RECORD EXTRACTS ▸
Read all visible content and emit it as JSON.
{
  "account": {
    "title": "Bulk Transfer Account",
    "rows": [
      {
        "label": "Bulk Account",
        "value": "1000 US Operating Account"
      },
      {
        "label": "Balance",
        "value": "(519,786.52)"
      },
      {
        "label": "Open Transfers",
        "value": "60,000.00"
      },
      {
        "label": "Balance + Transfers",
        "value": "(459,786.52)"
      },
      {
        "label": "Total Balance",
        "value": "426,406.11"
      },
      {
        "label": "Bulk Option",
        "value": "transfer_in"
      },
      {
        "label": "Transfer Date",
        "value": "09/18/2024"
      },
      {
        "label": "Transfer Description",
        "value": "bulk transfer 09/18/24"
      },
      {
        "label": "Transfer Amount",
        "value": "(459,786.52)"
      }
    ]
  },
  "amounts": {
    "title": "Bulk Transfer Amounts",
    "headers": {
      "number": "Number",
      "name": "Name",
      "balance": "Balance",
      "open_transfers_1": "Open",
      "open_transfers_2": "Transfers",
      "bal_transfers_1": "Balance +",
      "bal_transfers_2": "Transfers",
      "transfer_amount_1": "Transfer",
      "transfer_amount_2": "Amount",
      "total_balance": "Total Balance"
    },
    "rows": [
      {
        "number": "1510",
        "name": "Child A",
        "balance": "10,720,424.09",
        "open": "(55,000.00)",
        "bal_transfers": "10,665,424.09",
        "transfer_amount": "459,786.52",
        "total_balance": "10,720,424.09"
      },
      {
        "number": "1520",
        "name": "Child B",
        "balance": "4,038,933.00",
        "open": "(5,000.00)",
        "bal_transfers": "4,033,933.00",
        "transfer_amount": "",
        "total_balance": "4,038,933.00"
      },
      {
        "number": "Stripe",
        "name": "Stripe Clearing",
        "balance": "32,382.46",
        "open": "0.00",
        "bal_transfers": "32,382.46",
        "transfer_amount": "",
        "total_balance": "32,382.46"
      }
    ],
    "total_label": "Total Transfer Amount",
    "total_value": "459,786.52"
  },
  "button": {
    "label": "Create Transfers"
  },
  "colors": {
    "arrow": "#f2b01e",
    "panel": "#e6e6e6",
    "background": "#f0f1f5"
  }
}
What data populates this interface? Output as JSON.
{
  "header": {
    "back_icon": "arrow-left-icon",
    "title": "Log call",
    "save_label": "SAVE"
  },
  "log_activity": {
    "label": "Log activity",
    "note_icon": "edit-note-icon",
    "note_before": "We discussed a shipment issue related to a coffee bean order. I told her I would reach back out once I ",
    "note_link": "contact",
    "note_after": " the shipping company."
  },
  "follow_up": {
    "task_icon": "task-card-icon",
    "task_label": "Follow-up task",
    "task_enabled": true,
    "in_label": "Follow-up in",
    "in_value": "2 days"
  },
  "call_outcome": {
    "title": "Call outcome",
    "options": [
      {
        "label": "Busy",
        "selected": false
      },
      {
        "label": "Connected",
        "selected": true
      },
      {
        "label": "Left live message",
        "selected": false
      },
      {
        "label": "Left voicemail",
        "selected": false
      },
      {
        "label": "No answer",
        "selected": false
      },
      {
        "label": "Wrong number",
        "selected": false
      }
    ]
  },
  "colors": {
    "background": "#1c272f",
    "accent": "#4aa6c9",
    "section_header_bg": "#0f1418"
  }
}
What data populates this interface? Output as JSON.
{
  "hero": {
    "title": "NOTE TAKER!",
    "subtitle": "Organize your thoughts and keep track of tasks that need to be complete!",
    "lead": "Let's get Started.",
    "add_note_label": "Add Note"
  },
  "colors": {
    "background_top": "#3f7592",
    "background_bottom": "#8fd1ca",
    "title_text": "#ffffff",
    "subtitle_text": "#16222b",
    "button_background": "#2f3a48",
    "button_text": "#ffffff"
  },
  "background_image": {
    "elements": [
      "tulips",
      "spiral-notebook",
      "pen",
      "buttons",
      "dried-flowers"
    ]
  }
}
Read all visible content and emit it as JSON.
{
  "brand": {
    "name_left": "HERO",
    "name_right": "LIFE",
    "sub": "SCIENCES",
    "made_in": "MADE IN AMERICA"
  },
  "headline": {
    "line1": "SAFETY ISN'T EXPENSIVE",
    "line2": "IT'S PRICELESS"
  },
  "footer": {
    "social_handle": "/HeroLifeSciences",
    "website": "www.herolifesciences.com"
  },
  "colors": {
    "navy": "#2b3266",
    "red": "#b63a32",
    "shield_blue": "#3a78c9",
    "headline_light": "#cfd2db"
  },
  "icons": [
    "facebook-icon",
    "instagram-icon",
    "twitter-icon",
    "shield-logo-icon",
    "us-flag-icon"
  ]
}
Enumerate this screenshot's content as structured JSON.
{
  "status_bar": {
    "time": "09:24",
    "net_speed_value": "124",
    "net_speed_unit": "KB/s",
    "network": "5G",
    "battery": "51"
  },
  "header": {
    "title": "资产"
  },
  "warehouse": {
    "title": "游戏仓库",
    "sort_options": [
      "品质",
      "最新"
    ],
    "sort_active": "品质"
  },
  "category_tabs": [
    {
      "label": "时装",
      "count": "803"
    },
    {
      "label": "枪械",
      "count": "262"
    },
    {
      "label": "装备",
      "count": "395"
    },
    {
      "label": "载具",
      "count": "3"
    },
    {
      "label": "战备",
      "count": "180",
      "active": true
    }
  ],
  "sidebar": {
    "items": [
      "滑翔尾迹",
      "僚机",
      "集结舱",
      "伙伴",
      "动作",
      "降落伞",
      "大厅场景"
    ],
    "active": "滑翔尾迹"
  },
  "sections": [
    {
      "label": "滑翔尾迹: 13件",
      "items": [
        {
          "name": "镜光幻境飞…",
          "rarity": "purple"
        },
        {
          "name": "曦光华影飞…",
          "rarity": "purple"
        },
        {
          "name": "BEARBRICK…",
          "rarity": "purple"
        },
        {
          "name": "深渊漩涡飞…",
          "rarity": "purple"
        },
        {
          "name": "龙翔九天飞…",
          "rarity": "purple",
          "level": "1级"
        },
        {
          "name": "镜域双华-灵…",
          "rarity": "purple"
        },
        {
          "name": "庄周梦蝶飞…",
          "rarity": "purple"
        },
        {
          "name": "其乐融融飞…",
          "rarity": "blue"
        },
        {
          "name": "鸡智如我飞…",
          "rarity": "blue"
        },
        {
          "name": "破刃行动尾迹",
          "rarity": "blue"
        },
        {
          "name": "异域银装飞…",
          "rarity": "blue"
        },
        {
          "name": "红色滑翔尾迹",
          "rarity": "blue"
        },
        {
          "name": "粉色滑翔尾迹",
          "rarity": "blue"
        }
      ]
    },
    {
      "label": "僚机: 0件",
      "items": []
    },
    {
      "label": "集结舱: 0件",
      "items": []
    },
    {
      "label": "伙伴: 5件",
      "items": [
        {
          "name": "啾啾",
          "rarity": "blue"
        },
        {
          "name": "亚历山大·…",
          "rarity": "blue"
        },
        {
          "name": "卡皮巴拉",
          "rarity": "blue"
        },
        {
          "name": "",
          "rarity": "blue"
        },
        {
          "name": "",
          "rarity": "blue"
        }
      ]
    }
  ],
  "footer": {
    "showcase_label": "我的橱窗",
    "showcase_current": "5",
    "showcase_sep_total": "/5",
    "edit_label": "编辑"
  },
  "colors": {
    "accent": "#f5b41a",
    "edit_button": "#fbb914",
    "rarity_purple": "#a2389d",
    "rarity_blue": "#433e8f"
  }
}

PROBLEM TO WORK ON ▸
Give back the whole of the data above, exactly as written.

TASK OUTPUT ▸
Read all visible content and emit it as JSON.
{
  "account": {
    "title": "Bulk Transfer Account",
    "rows": [
      {
        "label": "Bulk Account",
        "value": "1000 US Operating Account"
      },
      {
        "label": "Balance",
        "value": "(519,786.52)"
      },
      {
        "label": "Open Transfers",
        "value": "60,000.00"
      },
      {
        "label": "Balance + Transfers",
        "value": "(459,786.52)"
      },
      {
        "label": "Total Balance",
        "value": "426,406.11"
      },
      {
        "label": "Bulk Option",
        "value": "transfer_in"
      },
      {
        "label": "Transfer Date",
        "value": "09/18/2024"
      },
      {
        "label": "Transfer Description",
        "value": "bulk transfer 09/18/24"
      },
      {
        "label": "Transfer Amount",
        "value": "(459,786.52)"
      }
    ]
  },
  "amounts": {
    "title": "Bulk Transfer Amounts",
    "headers": {
      "number": "Number",
      "name": "Name",
      "balance": "Balance",
      "open_transfers_1": "Open",
      "open_transfers_2": "Transfers",
      "bal_transfers_1": "Balance +",
      "bal_transfers_2": "Transfers",
      "transfer_amount_1": "Transfer",
      "transfer_amount_2": "Amount",
      "total_balance": "Total Balance"
    },
    "rows": [
      {
        "number": "1510",
        "name": "Child A",
        "balance": "10,720,424.09",
        "open": "(55,000.00)",
        "bal_transfers": "10,665,424.09",
        "transfer_amount": "459,786.52",
        "total_balance": "10,720,424.09"
      },
      {
        "number": "1520",
        "name": "Child B",
        "balance": "4,038,933.00",
        "open": "(5,000.00)",
        "bal_transfers": "4,033,933.00",
        "transfer_amount": "",
        "total_balance": "4,038,933.00"
      },
      {
        "number": "Stripe",
        "name": "Stripe Clearing",
        "balance": "32,382.46",
        "open": "0.00",
        "bal_transfers": "32,382.46",
        "transfer_amount": "",
        "total_balance": "32,382.46"
      }
    ],
    "total_label": "Total Transfer Amount",
    "total_value": "459,786.52"
  },
  "button": {
    "label": "Create Transfers"
  },
  "colors": {
    "arrow": "#f2b01e",
    "panel": "#e6e6e6",
    "background": "#f0f1f5"
  }
}
What data populates this interface? Output as JSON.
{
  "header": {
    "back_icon": "arrow-left-icon",
    "title": "Log call",
    "save_label": "SAVE"
  },
  "log_activity": {
    "label": "Log activity",
    "note_icon": "edit-note-icon",
    "note_before": "We discussed a shipment issue related to a coffee bean order. I told her I would reach back out once I ",
    "note_link": "contact",
    "note_after": " the shipping company."
  },
  "follow_up": {
    "task_icon": "task-card-icon",
    "task_label": "Follow-up task",
    "task_enabled": true,
    "in_label": "Follow-up in",
    "in_value": "2 days"
  },
  "call_outcome": {
    "title": "Call outcome",
    "options": [
      {
        "label": "Busy",
        "selected": false
      },
      {
        "label": "Connected",
        "selected": true
      },
      {
        "label": "Left live message",
        "selected": false
      },
      {
        "label": "Left voicemail",
        "selected": false
      },
      {
        "label": "No answer",
        "selected": false
      },
      {
        "label": "Wrong number",
        "selected": false
      }
    ]
  },
  "colors": {
    "background": "#1c272f",
    "accent": "#4aa6c9",
    "section_header_bg": "#0f1418"
  }
}
What data populates this interface? Output as JSON.
{
  "hero": {
    "title": "NOTE TAKER!",
    "subtitle": "Organize your thoughts and keep track of tasks that need to be complete!",
    "lead": "Let's get Started.",
    "add_note_label": "Add Note"
  },
  "colors": {
    "background_top": "#3f7592",
    "background_bottom": "#8fd1ca",
    "title_text": "#ffffff",
    "subtitle_text": "#16222b",
    "button_background": "#2f3a48",
    "button_text": "#ffffff"
  },
  "background_image": {
    "elements": [
      "tulips",
      "spiral-notebook",
      "pen",
      "buttons",
      "dried-flowers"
    ]
  }
}
Read all visible content and emit it as JSON.
{
  "brand": {
    "name_left": "HERO",
    "name_right": "LIFE",
    "sub": "SCIENCES",
    "made_in": "MADE IN AMERICA"
  },
  "headline": {
    "line1": "SAFETY ISN'T EXPENSIVE",
    "line2": "IT'S PRICELESS"
  },
  "footer": {
    "social_handle": "/HeroLifeSciences",
    "website": "www.herolifesciences.com"
  },
  "colors": {
    "navy": "#2b3266",
    "red": "#b63a32",
    "shield_blue": "#3a78c9",
    "headline_light": "#cfd2db"
  },
  "icons": [
    "facebook-icon",
    "instagram-icon",
    "twitter-icon",
    "shield-logo-icon",
    "us-flag-icon"
  ]
}
Enumerate this screenshot's content as structured JSON.
{
  "status_bar": {
    "time": "09:24",
    "net_speed_value": "124",
    "net_speed_unit": "KB/s",
    "network": "5G",
    "battery": "51"
  },
  "header": {
    "title": "资产"
  },
  "warehouse": {
    "title": "游戏仓库",
    "sort_options": [
      "品质",
      "最新"
    ],
    "sort_active": "品质"
  },
  "category_tabs": [
    {
      "label": "时装",
      "count": "803"
    },
    {
      "label": "枪械",
      "count": "262"
    },
    {
      "label": "装备",
      "count": "395"
    },
    {
      "label": "载具",
      "count": "3"
    },
    {
      "label": "战备",
      "count": "180",
      "active": true
    }
  ],
  "sidebar": {
    "items": [
      "滑翔尾迹",
      "僚机",
      "集结舱",
      "伙伴",
      "动作",
      "降落伞",
      "大厅场景"
    ],
    "active": "滑翔尾迹"
  },
  "sections": [
    {
      "label": "滑翔尾迹: 13件",
      "items": [
        {
          "name": "镜光幻境飞…",
          "rarity": "purple"
        },
        {
          "name": "曦光华影飞…",
          "rarity": "purple"
        },
        {
          "name": "BEARBRICK…",
          "rarity": "purple"
        },
        {
          "name": "深渊漩涡飞…",
          "rarity": "purple"
        },
        {
          "name": "龙翔九天飞…",
          "rarity": "purple",
          "level": "1级"
        },
        {
          "name": "镜域双华-灵…",
          "rarity": "purple"
        },
        {
          "name": "庄周梦蝶飞…",
          "rarity": "purple"
        },
        {
          "name": "其乐融融飞…",
          "rarity": "blue"
        },
        {
          "name": "鸡智如我飞…",
          "rarity": "blue"
        },
        {
          "name": "破刃行动尾迹",
          "rarity": "blue"
        },
        {
          "name": "异域银装飞…",
          "rarity": "blue"
        },
        {
          "name": "红色滑翔尾迹",
          "rarity": "blue"
        },
        {
          "name": "粉色滑翔尾迹",
          "rarity": "blue"
        }
      ]
    },
    {
      "label": "僚机: 0件",
      "items": []
    },
    {
      "label": "集结舱: 0件",
      "items": []
    },
    {
      "label": "伙伴: 5件",
      "items": [
        {
          "name": "啾啾",
          "rarity": "blue"
        },
        {
          "name": "亚历山大·…",
          "rarity": "blue"
        },
        {
          "name": "卡皮巴拉",
          "rarity": "blue"
        },
        {
          "name": "",
          "rarity": "blue"
        },
        {
          "name": "",
          "rarity": "blue"
        }
      ]
    }
  ],
  "footer": {
    "showcase_label": "我的橱窗",
    "showcase_current": "5",
    "showcase_sep_total": "/5",
    "edit_label": "编辑"
  },
  "colors": {
    "accent": "#f5b41a",
    "edit_button": "#fbb914",
    "rarity_purple": "#a2389d",
    "rarity_blue": "#433e8f"
  }
}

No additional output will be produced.